Exercise details :: Return every record below exactly as given, images excluded.

Data records for software interfaces:
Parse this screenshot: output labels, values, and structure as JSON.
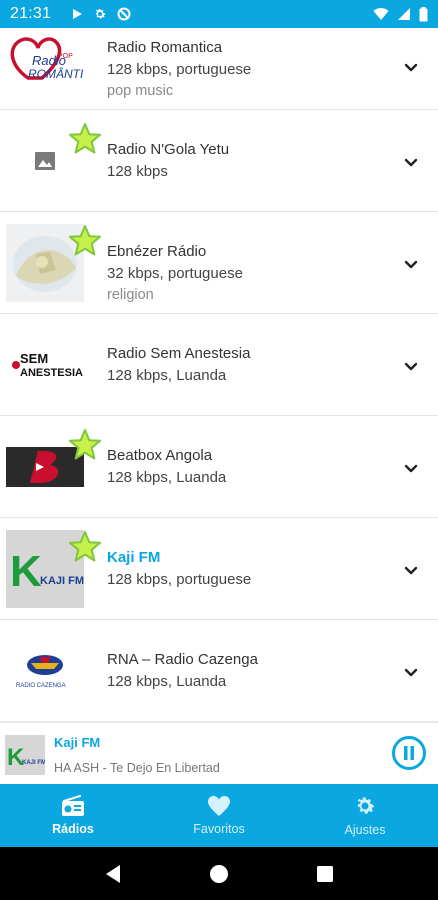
{
  "status_bar": {
    "time": "21:31",
    "icons": [
      "play-icon",
      "gear-icon",
      "no-disturb-icon"
    ],
    "right_icons": [
      "wifi-icon",
      "signal-icon",
      "battery-icon"
    ]
  },
  "stations": [
    {
      "name": "Radio Romantica",
      "detail": "128 kbps, portuguese",
      "genre": "pop music",
      "favorite": false,
      "logo": "radio-romantica-logo",
      "active": false
    },
    {
      "name": "Radio N'Gola Yetu",
      "detail": "128 kbps",
      "genre": "",
      "favorite": true,
      "logo": "image-placeholder-icon",
      "active": false
    },
    {
      "name": "Ebnézer Rádio",
      "detail": "32 kbps, portuguese",
      "genre": "religion",
      "favorite": true,
      "logo": "ebnezer-logo",
      "active": false
    },
    {
      "name": "Radio Sem Anestesia",
      "detail": "128 kbps, Luanda",
      "genre": "",
      "favorite": false,
      "logo": "sem-anestesia-logo",
      "active": false
    },
    {
      "name": "Beatbox Angola",
      "detail": "128 kbps, Luanda",
      "genre": "",
      "favorite": true,
      "logo": "beatbox-logo",
      "active": false
    },
    {
      "name": "Kaji FM",
      "detail": "128 kbps, portuguese",
      "genre": "",
      "favorite": true,
      "logo": "kaji-fm-logo",
      "active": true
    },
    {
      "name": "RNA – Radio Cazenga",
      "detail": "128 kbps, Luanda",
      "genre": "",
      "favorite": false,
      "logo": "rna-logo",
      "active": false
    }
  ],
  "player": {
    "station": "Kaji FM",
    "song": "HA ASH - Te Dejo En Libertad"
  },
  "bottom_nav": [
    {
      "label": "Rádios",
      "icon": "radio-icon",
      "active": true
    },
    {
      "label": "Favoritos",
      "icon": "heart-icon",
      "active": false
    },
    {
      "label": "Ajustes",
      "icon": "gear-icon",
      "active": false
    }
  ],
  "colors": {
    "accent": "#0aa7e0",
    "star_fill": "#c8f04a",
    "star_stroke": "#7ec63a"
  }
}
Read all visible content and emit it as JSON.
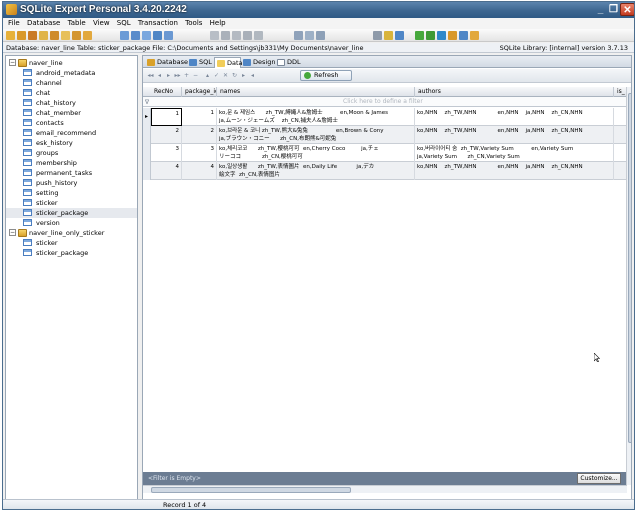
{
  "window": {
    "title": "SQLite Expert Personal 3.4.20.2242",
    "min_glyph": "_",
    "max_glyph": "❐",
    "close_glyph": "✕"
  },
  "menu": [
    "File",
    "Database",
    "Table",
    "View",
    "SQL",
    "Transaction",
    "Tools",
    "Help"
  ],
  "infobar": {
    "left": "Database: naver_line   Table: sticker_package   File: C:\\Documents and Settings\\jb331\\My Documents\\naver_line",
    "right": "SQLite Library: [internal] version 3.7.13"
  },
  "tree": {
    "db1": "naver_line",
    "db1_tables": [
      "android_metadata",
      "channel",
      "chat",
      "chat_history",
      "chat_member",
      "contacts",
      "email_recommend",
      "esk_history",
      "groups",
      "membership",
      "permanent_tasks",
      "push_history",
      "setting",
      "sticker",
      "sticker_package",
      "version"
    ],
    "selected": "sticker_package",
    "db2": "naver_line_only_sticker",
    "db2_tables": [
      "sticker",
      "sticker_package"
    ],
    "expander_glyph": "−"
  },
  "tabs": [
    "Database",
    "SQL",
    "Data",
    "Design",
    "DDL"
  ],
  "active_tab": "Data",
  "navigator": {
    "buttons": [
      "◂◂",
      "◂",
      "▸",
      "▸▸",
      "+",
      "−",
      "▴",
      "✓",
      "✕",
      "↻",
      "▸",
      "◂"
    ],
    "refresh_label": "Refresh"
  },
  "grid": {
    "columns": [
      "RecNo",
      "package_id",
      "names",
      "authors",
      "is_"
    ],
    "filter_placeholder": "Click here to define a filter",
    "filter_glyph": "∇",
    "row_indicator": "▸",
    "rows": [
      {
        "recno": "1",
        "package_id": "1",
        "names": "ko,문 & 제임스      zh_TW,縛繩人&詹姆士          en,Moon & James\nja,ムーン・ジェームズ    zh_CN,捕夫人&詹姆士",
        "authors": "ko,NHN    zh_TW,NHN            en,NHN    ja,NHN    zh_CN,NHN"
      },
      {
        "recno": "2",
        "package_id": "2",
        "names": "ko,브라운 & 코니 zh_TW,熊大&兔兔                en,Brown & Cony\nja,ブラウン・コニー      zh_CN,布朗熊&可妮兔",
        "authors": "ko,NHN    zh_TW,NHN            en,NHN    ja,NHN    zh_CN,NHN"
      },
      {
        "recno": "3",
        "package_id": "3",
        "names": "ko,체리코코      zh_TW,櫻桃可可  en,Cherry Coco         ja,チェ\nリーココ            zh_CN,樱桃可可",
        "authors": "ko,버라이어티 숨  zh_TW,Variety Sum          en,Variety Sum\nja,Variety Sum      zh_CN,Variety Sum"
      },
      {
        "recno": "4",
        "package_id": "4",
        "names": "ko,일상생활      zh_TW,表情圖片  en,Daily Life           ja,デカ\n絵文字  zh_CN,表情图片",
        "authors": "ko,NHN    zh_TW,NHN            en,NHN    ja,NHN    zh_CN,NHN"
      }
    ]
  },
  "filterbar": {
    "text": "<Filter is Empty>",
    "customize_label": "Customize..."
  },
  "status": "Record 1 of 4",
  "colors": {
    "titlebar": "#3d6690",
    "filterbar": "#6c7d93",
    "close": "#c23b21",
    "selection": "#e6e9ee"
  }
}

Solution to the problem ::
Parse this screenshot: output labels, values, and structure as JSON.
{
  "status_bar": {
    "time": "21:31",
    "icons": [
      "play-icon",
      "gear-icon",
      "no-disturb-icon"
    ],
    "right_icons": [
      "wifi-icon",
      "signal-icon",
      "battery-icon"
    ]
  },
  "stations": [
    {
      "name": "Radio Romantica",
      "detail": "128 kbps, portuguese",
      "genre": "pop music",
      "favorite": false,
      "logo": "radio-romantica-logo",
      "active": false
    },
    {
      "name": "Radio N'Gola Yetu",
      "detail": "128 kbps",
      "genre": "",
      "favorite": true,
      "logo": "image-placeholder-icon",
      "active": false
    },
    {
      "name": "Ebnézer Rádio",
      "detail": "32 kbps, portuguese",
      "genre": "religion",
      "favorite": true,
      "logo": "ebnezer-logo",
      "active": false
    },
    {
      "name": "Radio Sem Anestesia",
      "detail": "128 kbps, Luanda",
      "genre": "",
      "favorite": false,
      "logo": "sem-anestesia-logo",
      "active": false
    },
    {
      "name": "Beatbox Angola",
      "detail": "128 kbps, Luanda",
      "genre": "",
      "favorite": true,
      "logo": "beatbox-logo",
      "active": false
    },
    {
      "name": "Kaji FM",
      "detail": "128 kbps, portuguese",
      "genre": "",
      "favorite": true,
      "logo": "kaji-fm-logo",
      "active": true
    },
    {
      "name": "RNA – Radio Cazenga",
      "detail": "128 kbps, Luanda",
      "genre": "",
      "favorite": false,
      "logo": "rna-logo",
      "active": false
    }
  ],
  "player": {
    "station": "Kaji FM",
    "song": "HA ASH - Te Dejo En Libertad"
  },
  "bottom_nav": [
    {
      "label": "Rádios",
      "icon": "radio-icon",
      "active": true
    },
    {
      "label": "Favoritos",
      "icon": "heart-icon",
      "active": false
    },
    {
      "label": "Ajustes",
      "icon": "gear-icon",
      "active": false
    }
  ],
  "colors": {
    "accent": "#0aa7e0",
    "star_fill": "#c8f04a",
    "star_stroke": "#7ec63a"
  }
}
Read all visible content and emit it as JSON.
{
  "window": {
    "title": "SQLite Expert Personal 3.4.20.2242",
    "min_glyph": "_",
    "max_glyph": "❐",
    "close_glyph": "✕"
  },
  "menu": [
    "File",
    "Database",
    "Table",
    "View",
    "SQL",
    "Transaction",
    "Tools",
    "Help"
  ],
  "infobar": {
    "left": "Database: naver_line   Table: sticker_package   File: C:\\Documents and Settings\\jb331\\My Documents\\naver_line",
    "right": "SQLite Library: [internal] version 3.7.13"
  },
  "tree": {
    "db1": "naver_line",
    "db1_tables": [
      "android_metadata",
      "channel",
      "chat",
      "chat_history",
      "chat_member",
      "contacts",
      "email_recommend",
      "esk_history",
      "groups",
      "membership",
      "permanent_tasks",
      "push_history",
      "setting",
      "sticker",
      "sticker_package",
      "version"
    ],
    "selected": "sticker_package",
    "db2": "naver_line_only_sticker",
    "db2_tables": [
      "sticker",
      "sticker_package"
    ],
    "expander_glyph": "−"
  },
  "tabs": [
    "Database",
    "SQL",
    "Data",
    "Design",
    "DDL"
  ],
  "active_tab": "Data",
  "navigator": {
    "buttons": [
      "◂◂",
      "◂",
      "▸",
      "▸▸",
      "+",
      "−",
      "▴",
      "✓",
      "✕",
      "↻",
      "▸",
      "◂"
    ],
    "refresh_label": "Refresh"
  },
  "grid": {
    "columns": [
      "RecNo",
      "package_id",
      "names",
      "authors",
      "is_"
    ],
    "filter_placeholder": "Click here to define a filter",
    "filter_glyph": "∇",
    "row_indicator": "▸",
    "rows": [
      {
        "recno": "1",
        "package_id": "1",
        "names": "ko,문 & 제임스      zh_TW,縛繩人&詹姆士          en,Moon & James\nja,ムーン・ジェームズ    zh_CN,捕夫人&詹姆士",
        "authors": "ko,NHN    zh_TW,NHN            en,NHN    ja,NHN    zh_CN,NHN"
      },
      {
        "recno": "2",
        "package_id": "2",
        "names": "ko,브라운 & 코니 zh_TW,熊大&兔兔                en,Brown & Cony\nja,ブラウン・コニー      zh_CN,布朗熊&可妮兔",
        "authors": "ko,NHN    zh_TW,NHN            en,NHN    ja,NHN    zh_CN,NHN"
      },
      {
        "recno": "3",
        "package_id": "3",
        "names": "ko,체리코코      zh_TW,櫻桃可可  en,Cherry Coco         ja,チェ\nリーココ            zh_CN,樱桃可可",
        "authors": "ko,버라이어티 숨  zh_TW,Variety Sum          en,Variety Sum\nja,Variety Sum      zh_CN,Variety Sum"
      },
      {
        "recno": "4",
        "package_id": "4",
        "names": "ko,일상생활      zh_TW,表情圖片  en,Daily Life           ja,デカ\n絵文字  zh_CN,表情图片",
        "authors": "ko,NHN    zh_TW,NHN            en,NHN    ja,NHN    zh_CN,NHN"
      }
    ]
  },
  "filterbar": {
    "text": "<Filter is Empty>",
    "customize_label": "Customize..."
  },
  "status": "Record 1 of 4",
  "colors": {
    "titlebar": "#3d6690",
    "filterbar": "#6c7d93",
    "close": "#c23b21",
    "selection": "#e6e9ee"
  }
}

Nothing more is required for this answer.